Michigan State University has one of the top five campuses in the nation for sustainability according to the National Wildlife Federation’s Campus Environment 2008 Report Card. Michigan State is also well-known for its sustainability programs. One of these programs is Bailey Hall’s own RISE program, or the Residential Initiative on the Study of the Environment. Established in 1995, the RISE program is a part of the Department of Community Sustainability and is primarily for first and second year students interested in sustainability for the environment.
The RISE program is designed to give students a minor in environmental sustainability. The program is like many of the other residential colleges, where students live in one residence hall. Students in the RISE program reside in Bailey Hall, part of Brody complex. Most students elect to join the RISE program as an incoming freshman, but some join as sophomores. Students have peer mentors, are provided with in-house tutoring for subjects like chemistry and math and live with other students who share their passion for the environment. The program is designed to help students interact with each other and the faculty, as well as ease the transition from high school to college life.
Director Laurie Thorp says the unique part about the program is that students come from all majors. “It’s interdisciplinary which really makes it unique. It’s students from professional writing, zoology, chemistry, advertising and the College of Business all coming together with an interest in sustainability.” Thorp says the program seeks to teach students how to improve the environment for generations to come, and the students seem to agree. David Urich, a freshman in the program, says that “the RISE community has not only taught me what it means to be a steward of the environment, but what it means to work collectively to improve the earth for generations.”
As part of the program, students are required to take a first year seminar together. Thorp says that the seminar helps first-year students feel more comfortable with their professors and gives them a chance to get one-on-one attention outside of class. She says that the RISE offices are purposely located in Bailey in order to help develop the sense of community. “Students study in the common area outside of our office. They walk past here, and usually they’ll drop in and see me or my assistant director. It helps students begin to interact with faculty members.”
Thorp says that the program tries to involve its students as much as possible. During their first year seminar, students are walked through grant writing, and at the end of the semester, they present their proposal to donors. This year, five of the 22 grants proposed were funded, leading to a new partnership with Spartan Innovations, who funded four of the project proposals. If the students receive the grant, they implement it. This is the third year that the program has been instructing its students in grant proposals.
Junior Liz Brajevich was one of the first students to receive funding for her proposal. She says that the RISE program encouraged her to step forward as a leader during her freshman year. She proposed composting food from the Brody Square cafeteria in the Bailey Greenhouse. “Laurie Thorp and Matt Raven helped us edit our proposal and we were funded $5,000. Since then, we have turned over 1,000 pounds of Brody Cafeteria food scraps into fertilizer using red wriggler worms!”

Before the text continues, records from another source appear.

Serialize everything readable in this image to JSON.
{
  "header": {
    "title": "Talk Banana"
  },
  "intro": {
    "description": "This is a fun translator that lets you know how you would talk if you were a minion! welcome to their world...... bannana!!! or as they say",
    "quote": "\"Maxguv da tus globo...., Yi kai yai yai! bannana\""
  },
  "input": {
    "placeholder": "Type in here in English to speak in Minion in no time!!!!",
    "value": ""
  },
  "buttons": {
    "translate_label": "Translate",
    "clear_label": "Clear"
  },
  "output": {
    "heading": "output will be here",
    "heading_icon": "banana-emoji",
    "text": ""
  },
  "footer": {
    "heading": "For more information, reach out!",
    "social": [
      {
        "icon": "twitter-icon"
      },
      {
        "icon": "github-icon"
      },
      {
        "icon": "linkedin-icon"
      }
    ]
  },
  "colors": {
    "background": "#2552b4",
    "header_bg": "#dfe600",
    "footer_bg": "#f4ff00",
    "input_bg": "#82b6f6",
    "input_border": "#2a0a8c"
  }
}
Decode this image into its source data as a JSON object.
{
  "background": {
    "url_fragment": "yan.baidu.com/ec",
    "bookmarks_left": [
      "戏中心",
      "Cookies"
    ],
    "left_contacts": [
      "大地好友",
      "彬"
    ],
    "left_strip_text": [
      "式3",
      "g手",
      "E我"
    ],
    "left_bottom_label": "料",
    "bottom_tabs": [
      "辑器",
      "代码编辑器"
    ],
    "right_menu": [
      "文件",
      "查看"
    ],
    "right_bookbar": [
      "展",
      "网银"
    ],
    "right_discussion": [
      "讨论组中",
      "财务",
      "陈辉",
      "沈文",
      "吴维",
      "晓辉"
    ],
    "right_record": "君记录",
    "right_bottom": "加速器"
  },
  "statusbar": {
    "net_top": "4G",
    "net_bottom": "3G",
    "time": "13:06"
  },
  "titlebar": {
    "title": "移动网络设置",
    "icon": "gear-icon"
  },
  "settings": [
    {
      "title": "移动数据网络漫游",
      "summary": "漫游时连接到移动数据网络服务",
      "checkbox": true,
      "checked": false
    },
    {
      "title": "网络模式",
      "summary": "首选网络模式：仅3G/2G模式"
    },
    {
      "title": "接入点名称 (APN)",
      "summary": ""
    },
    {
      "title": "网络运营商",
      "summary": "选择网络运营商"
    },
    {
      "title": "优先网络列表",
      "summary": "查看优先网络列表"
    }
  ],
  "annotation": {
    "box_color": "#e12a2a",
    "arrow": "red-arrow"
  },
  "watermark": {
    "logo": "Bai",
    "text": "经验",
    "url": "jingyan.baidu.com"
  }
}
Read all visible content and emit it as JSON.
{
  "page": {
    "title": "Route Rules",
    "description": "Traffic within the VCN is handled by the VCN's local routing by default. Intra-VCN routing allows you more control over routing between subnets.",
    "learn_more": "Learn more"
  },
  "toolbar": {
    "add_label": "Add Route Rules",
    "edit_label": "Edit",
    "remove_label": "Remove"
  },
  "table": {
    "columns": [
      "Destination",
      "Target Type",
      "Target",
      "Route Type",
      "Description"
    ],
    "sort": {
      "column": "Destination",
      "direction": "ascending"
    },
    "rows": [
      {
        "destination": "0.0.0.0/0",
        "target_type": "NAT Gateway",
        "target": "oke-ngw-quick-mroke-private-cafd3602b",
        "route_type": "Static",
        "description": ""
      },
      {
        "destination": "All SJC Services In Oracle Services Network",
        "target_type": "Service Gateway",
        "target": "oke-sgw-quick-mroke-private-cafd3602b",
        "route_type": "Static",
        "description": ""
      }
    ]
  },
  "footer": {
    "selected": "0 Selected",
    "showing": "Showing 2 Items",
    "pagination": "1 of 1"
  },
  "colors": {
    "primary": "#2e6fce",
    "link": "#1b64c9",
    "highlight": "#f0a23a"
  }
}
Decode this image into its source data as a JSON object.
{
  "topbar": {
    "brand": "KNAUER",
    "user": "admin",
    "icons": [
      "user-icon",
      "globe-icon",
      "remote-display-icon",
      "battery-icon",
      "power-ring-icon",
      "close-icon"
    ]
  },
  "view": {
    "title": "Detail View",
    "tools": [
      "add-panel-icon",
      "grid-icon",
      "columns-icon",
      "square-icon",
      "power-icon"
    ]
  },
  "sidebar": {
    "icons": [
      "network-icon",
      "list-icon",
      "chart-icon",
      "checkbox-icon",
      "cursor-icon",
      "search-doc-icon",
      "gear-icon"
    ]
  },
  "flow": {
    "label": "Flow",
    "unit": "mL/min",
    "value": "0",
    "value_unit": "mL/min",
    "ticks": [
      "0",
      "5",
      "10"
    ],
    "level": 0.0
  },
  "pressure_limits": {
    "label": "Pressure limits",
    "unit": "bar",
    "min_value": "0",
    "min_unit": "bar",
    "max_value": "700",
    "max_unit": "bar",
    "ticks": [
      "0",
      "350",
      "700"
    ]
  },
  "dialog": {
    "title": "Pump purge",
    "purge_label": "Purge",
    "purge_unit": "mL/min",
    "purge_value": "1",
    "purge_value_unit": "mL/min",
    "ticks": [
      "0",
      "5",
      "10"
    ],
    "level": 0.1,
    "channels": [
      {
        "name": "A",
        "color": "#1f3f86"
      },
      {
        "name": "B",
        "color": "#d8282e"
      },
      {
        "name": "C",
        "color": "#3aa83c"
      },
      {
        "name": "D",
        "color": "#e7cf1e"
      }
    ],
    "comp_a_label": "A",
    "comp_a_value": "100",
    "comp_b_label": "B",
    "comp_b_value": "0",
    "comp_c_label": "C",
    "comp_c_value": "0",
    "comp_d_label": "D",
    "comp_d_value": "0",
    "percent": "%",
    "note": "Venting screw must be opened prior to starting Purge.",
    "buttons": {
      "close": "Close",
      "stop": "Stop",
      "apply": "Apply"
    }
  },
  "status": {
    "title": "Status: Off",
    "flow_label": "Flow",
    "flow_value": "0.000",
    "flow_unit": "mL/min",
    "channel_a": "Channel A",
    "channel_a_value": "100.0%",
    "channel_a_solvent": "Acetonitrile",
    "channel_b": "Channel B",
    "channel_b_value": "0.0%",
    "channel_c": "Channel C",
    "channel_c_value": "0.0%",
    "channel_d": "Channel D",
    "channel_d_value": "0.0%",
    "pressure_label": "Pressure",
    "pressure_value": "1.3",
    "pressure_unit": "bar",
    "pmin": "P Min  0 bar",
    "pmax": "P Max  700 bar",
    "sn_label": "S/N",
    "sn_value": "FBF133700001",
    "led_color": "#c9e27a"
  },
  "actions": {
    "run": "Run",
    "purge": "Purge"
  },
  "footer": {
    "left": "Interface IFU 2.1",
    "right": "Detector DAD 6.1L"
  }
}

Students can also get involved with the Bailey Greenhouse and Urban Farm, which is located directly outside of Bailey Hall. Karlo Zadro, a junior in the program, says that “students learn environmental stewardship through actively participating in the Bailey Greenhouse closed loop farming system.” Zadro stated that students run the greenhouse as a business and sell the produce to the Kellogg Center and the Brody Cafeteria. The products include salad greens, herbal teas and many other herbs. Students can volunteer to work for the greenhouse through the RISE program. Right now, students are growing herbs and harvesting them to make their own brand of herbal teas to sell. The RISE program also has workshops every other Friday where students can learn about cooking and eating green.
Thorp strongly believes that the RISE program is like no other at Michigan State. “We are a very close-knit community of students and staff that share values around environmental sustainability. We’re engaged, we’re out there getting our hands dirty and working on a bunch of different projects. We’re all about experiential learning. If you want to get out there and do something instead of sitting and listening in a classroom, that’s what we’re all about.”
Brittney Urich is a senior professional writing major specializing in marketing and public relations. She is an avid traveler, sports enthusiast, and animal lover. When she’s not blogging or reading, she can usually be found outside.